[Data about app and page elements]

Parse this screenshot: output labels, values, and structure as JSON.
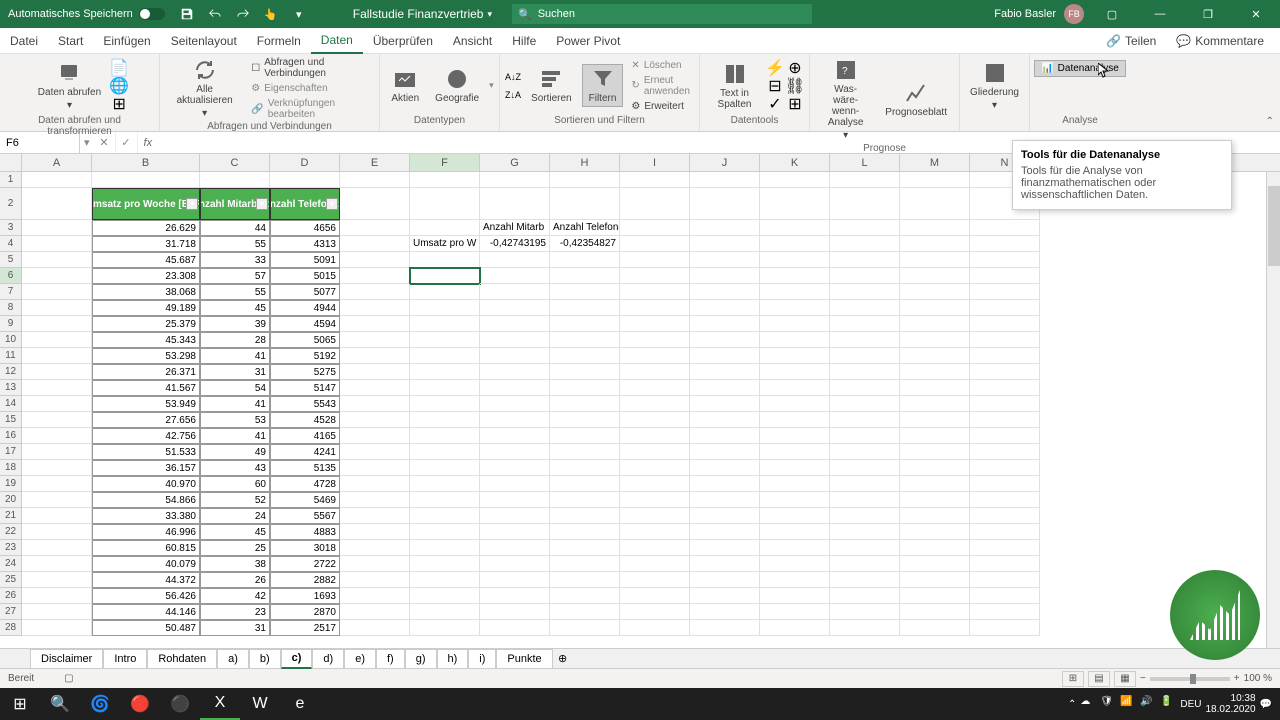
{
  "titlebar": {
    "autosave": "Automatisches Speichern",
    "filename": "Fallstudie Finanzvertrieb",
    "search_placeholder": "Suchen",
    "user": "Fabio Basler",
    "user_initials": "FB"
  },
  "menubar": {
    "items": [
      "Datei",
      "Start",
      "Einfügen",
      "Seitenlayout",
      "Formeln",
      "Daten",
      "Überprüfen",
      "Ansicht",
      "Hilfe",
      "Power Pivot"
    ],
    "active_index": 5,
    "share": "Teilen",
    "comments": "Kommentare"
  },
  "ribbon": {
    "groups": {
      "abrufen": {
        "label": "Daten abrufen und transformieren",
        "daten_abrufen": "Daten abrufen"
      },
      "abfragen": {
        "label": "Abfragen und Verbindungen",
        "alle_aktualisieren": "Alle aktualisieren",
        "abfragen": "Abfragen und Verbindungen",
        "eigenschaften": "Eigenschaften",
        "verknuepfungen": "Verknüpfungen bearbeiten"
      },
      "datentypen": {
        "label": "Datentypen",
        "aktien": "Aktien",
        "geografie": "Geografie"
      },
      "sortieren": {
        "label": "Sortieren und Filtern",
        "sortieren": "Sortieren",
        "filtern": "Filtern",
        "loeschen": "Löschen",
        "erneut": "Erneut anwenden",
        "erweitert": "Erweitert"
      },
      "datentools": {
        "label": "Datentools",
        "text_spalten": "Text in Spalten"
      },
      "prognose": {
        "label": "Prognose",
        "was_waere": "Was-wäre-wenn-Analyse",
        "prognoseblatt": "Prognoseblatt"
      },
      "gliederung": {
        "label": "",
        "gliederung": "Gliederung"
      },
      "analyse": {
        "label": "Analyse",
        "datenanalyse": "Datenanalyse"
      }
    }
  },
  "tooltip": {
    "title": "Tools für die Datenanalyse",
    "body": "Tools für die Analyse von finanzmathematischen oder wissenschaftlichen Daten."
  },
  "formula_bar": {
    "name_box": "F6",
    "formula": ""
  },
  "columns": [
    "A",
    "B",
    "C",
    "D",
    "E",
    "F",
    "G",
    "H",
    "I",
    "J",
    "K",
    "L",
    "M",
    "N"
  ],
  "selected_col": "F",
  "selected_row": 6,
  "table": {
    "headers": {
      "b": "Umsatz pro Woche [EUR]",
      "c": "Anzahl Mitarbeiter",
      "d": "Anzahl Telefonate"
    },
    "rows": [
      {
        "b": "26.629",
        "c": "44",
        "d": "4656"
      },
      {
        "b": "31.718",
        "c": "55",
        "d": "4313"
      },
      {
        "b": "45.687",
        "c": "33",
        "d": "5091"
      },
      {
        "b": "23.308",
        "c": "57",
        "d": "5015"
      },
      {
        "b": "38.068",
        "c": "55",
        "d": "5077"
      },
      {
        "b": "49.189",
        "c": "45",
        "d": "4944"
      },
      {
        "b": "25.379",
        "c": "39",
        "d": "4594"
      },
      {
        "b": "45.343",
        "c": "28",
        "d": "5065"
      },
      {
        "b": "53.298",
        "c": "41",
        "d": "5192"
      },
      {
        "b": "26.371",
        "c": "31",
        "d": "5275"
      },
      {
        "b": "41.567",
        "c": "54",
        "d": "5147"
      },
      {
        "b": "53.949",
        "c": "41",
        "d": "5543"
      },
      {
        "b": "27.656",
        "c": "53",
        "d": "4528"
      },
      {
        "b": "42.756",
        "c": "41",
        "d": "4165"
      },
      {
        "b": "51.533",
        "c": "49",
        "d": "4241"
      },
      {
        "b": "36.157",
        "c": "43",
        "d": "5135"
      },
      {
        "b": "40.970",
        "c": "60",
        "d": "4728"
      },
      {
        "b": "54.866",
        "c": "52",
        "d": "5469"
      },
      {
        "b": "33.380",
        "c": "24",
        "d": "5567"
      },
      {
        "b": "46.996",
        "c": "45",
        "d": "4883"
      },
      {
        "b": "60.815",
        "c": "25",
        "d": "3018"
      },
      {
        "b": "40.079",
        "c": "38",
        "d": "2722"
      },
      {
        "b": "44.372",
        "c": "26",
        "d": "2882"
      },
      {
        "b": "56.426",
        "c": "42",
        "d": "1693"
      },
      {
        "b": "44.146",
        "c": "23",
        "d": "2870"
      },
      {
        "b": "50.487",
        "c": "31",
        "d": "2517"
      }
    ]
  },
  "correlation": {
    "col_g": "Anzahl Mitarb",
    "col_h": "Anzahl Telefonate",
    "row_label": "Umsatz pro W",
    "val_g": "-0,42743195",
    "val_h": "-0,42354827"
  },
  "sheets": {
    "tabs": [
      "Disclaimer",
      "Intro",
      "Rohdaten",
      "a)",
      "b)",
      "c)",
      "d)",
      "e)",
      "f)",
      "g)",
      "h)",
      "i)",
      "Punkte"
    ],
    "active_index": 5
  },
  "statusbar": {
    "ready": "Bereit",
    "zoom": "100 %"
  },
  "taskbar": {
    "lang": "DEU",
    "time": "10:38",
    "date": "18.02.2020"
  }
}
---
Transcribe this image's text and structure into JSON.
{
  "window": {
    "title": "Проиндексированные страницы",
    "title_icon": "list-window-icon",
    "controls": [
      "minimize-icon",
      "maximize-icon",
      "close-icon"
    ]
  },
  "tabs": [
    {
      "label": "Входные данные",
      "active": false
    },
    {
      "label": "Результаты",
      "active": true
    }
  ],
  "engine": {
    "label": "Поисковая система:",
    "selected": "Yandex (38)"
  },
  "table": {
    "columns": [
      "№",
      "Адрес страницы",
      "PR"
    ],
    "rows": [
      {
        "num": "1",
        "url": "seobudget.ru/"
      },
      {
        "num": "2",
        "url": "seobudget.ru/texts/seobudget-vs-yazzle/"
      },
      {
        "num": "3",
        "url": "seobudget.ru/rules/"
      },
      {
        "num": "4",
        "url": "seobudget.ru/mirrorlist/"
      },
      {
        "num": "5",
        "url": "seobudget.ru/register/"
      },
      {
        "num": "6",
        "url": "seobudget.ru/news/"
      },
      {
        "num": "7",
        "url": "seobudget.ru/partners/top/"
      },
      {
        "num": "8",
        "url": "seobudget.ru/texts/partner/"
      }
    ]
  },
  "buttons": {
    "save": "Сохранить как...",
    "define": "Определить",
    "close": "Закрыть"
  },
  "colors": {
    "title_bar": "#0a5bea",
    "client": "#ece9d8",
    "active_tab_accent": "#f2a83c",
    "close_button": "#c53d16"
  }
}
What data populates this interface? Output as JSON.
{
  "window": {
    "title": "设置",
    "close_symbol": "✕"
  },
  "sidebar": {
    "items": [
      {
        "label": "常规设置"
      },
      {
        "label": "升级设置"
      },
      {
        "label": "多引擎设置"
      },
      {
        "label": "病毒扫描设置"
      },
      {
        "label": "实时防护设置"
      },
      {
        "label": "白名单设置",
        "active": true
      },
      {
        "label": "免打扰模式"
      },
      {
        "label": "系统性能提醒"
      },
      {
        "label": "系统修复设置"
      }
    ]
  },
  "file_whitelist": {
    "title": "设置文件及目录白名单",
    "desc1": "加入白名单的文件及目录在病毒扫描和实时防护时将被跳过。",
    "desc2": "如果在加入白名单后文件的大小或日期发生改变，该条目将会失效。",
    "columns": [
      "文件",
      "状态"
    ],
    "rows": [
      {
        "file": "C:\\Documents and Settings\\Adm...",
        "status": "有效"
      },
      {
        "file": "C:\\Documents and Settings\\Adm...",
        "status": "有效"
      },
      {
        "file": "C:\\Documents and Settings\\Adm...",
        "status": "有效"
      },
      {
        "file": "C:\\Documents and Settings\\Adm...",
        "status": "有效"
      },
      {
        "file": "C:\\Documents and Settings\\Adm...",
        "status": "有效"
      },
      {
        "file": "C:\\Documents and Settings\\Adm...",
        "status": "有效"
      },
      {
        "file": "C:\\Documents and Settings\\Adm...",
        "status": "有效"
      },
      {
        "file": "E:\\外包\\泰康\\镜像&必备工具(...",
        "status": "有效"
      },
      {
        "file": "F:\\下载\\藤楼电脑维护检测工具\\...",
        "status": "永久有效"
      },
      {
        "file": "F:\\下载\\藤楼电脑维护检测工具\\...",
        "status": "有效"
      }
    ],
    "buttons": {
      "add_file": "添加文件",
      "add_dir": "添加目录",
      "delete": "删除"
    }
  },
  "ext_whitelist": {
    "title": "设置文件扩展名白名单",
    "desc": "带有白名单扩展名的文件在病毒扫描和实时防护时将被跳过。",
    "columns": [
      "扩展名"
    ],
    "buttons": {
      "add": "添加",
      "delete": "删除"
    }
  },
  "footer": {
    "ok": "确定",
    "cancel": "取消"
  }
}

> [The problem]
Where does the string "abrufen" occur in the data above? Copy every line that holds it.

> [Output of the exercise]
      "abrufen": {
        "label": "Daten abrufen und transformieren",
        "daten_abrufen": "Daten abrufen"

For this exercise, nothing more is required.